ALBUM REVIEW: José González brings his signature sound to ‘Local Valley’

José González, Local Valley, José González Local Valley, Jose Gonzalez

José González has such a distinctive sound. Even though the first song on his fourth album, Local Valley, is in Spanish, which is new for the indie folk artist, the hushed vocals atop the nylon-stringed guitar are unmistakably his. The album, his first since 2015’s Vestiges and Claws, finds González in his usual mode: asking the big questions in the most unobjectionable way possible.

Local Valley
José González
Mute, Sept. 17

“El Invento” is a gentle, almost conversational opener, with a chorus that translates to, “Tell me why is it so/ Tell me where are you headed/ Tell me where are we from.” His beautiful fingerpicking is present throughout the album but shines on this song in particular. González sings in all three of his languages for the first time on this album (English, Spanish and Swedish). He’s a Swedish son of Argentine immigrants, and it’s refreshing to hear him sing in his other tongues. The multilingual concept has the potential to make the album a bit less accessible, but González gracefully sidesteps that by singing each song in his usual warm, tranquil tones.

On “Visions,” chirping birds mix with his strumming, creating an ambient atmosphere reminiscent of a new spring morning. Even though we are “Enslaved by the forces of nature,” he sounds hopeful, singing, “We can’t know for sure what’s next/ But that we’re in this together.” González’s mellow and melodic tone is at its best here. His style owes a debt to troubadour Nick Drake, to be sure, but it’s especially pronounced on “Voids.” When asked about his influences, González is more likely to cite Cuban singer-songwriter Silvio Rodriguez than Nick Drake, but it’s unmistakably there on this track and the following one, “Horizons,” which is also placid and soothing.

“Head On” is a quintessential José González tune, with a catchy melody buffering a very strong philosophical opinion. González sings about how we must face obstacles, over driving acoustic guitar playing and handclaps, calling out “rent seekers” and “value extractors” like he’s just been at an Occupy Wall Street rally. He’s acknowledged to reading a lot of Mariana Mazzucato (author of “The Value of Everything: Making & Taking in the Global Economy Economics”) during the pandemic, and it shows here. He’s no stranger to these kinds of sentiments, yet the idea of referring to his mellow songbook as “protest music” still somehow seems incorrect. González is never as in-your-face as Pete Seeger or Woody Guthrie, but his heart is clearly with the working class.
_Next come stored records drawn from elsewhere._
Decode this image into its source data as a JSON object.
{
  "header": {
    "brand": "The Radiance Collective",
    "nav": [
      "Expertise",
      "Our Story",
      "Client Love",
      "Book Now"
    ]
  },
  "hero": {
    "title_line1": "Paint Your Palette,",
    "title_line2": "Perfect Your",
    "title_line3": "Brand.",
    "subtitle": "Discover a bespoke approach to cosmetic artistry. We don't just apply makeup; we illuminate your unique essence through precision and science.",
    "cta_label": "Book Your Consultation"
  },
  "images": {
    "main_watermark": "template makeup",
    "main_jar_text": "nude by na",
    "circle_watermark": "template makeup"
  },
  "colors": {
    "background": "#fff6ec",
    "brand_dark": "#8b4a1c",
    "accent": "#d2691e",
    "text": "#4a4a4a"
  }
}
“Valle Local” is another Spanish-language song, and the sound here is the closest the album gets to González’s side project, Junip. He plays a droning bass note over the percussion; the guitar is a little darker and there are a few more beats per minute than elsewhere on the album. With lead lines reminiscent of Rodrigo y Gabriela, his virtuosity as a guitarist is on display.

González wrote “Lilla G” for his daughter. The laidback wisp of a song offers finger snaps and whistling under the ever-present acoustic guitar. “Lasso In” is a gentle encouragement to corral “ruminating thoughts.” He advises those with intrusive thoughts to, “Acknowledge, pat them, send them off.” The advice is offered so palatably in the song that one might not even take offense when he calls the mind a “meme machine.”
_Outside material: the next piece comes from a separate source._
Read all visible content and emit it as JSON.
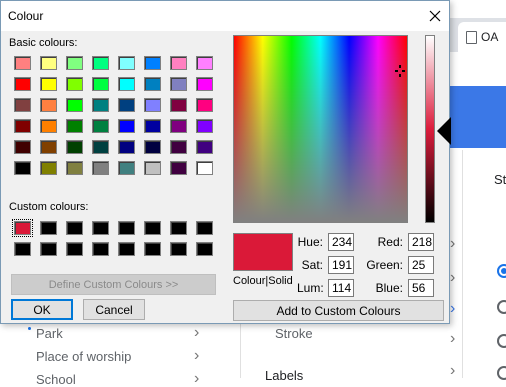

The only misstep is the mellow, Caribbean-influenced “Swing,” on which González sings, “Swing your bum like seaweed” and “Move your body buddy.” It sounds a little like Jack Johnson and isn’t terribly danceable for a song about dancing. Along with that and the underdeveloped lyrics, the drum machine is most noticeable here, to its detriment.
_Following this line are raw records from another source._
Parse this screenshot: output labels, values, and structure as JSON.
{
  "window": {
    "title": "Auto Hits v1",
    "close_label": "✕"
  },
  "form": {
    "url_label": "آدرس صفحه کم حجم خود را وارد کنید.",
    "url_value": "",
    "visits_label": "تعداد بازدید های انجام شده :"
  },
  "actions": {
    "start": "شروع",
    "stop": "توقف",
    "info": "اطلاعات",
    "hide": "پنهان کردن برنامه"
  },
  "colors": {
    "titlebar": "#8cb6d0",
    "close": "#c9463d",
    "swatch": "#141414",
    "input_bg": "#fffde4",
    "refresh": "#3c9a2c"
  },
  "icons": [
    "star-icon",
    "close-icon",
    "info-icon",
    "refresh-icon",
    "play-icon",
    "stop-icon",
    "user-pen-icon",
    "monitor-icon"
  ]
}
Fans of Junip’s 2010 album, Fields, will be pleasantly surprised to hear the reworking of “In the Line of Fire” on Local Valley. However, this version lacks the dynamic buildup of the Junip version, and it’s unclear what José González was trying to add or improve.

I suspect González tried to lull listeners with sleepy tunes before hitting them hard with the angry lyrics of “Tjomme,” but he also hedges his bets by singing quietly and in Swedish. If you don’t look up the translation, you won’t know he’s accusing someone of something egregious.

“Can’t dare to think for yourself/ Rely blindly on old text/ What the fuck are you doing now/ Are you completely deranged, have you lost it?” he sings. This lecture would fit right in to a song by a hardcore band at the University of Gothenburg (he actually played in one such band while attending that school), but the music is as soothing as ever here.

Following a cover of Iranian-Swedish artist Laleh’s “En Stund På Jorden”—González is known to throw in reworked versions of his favorite songs—we get to album closer “Honey Honey,” basically a reworking of his own vocals and melody from 2018 DJ Koze track “Music in My Teeth.”

González hasn’t changed his sound much since 2003 debut Veneer. His fans won’t be disappointed by this new outing and will surely be glad to have new songs  after six years.

Follow Rachel Alm at

No Comments

Leave a Reply

Your email address will not be published. Required fields are marked *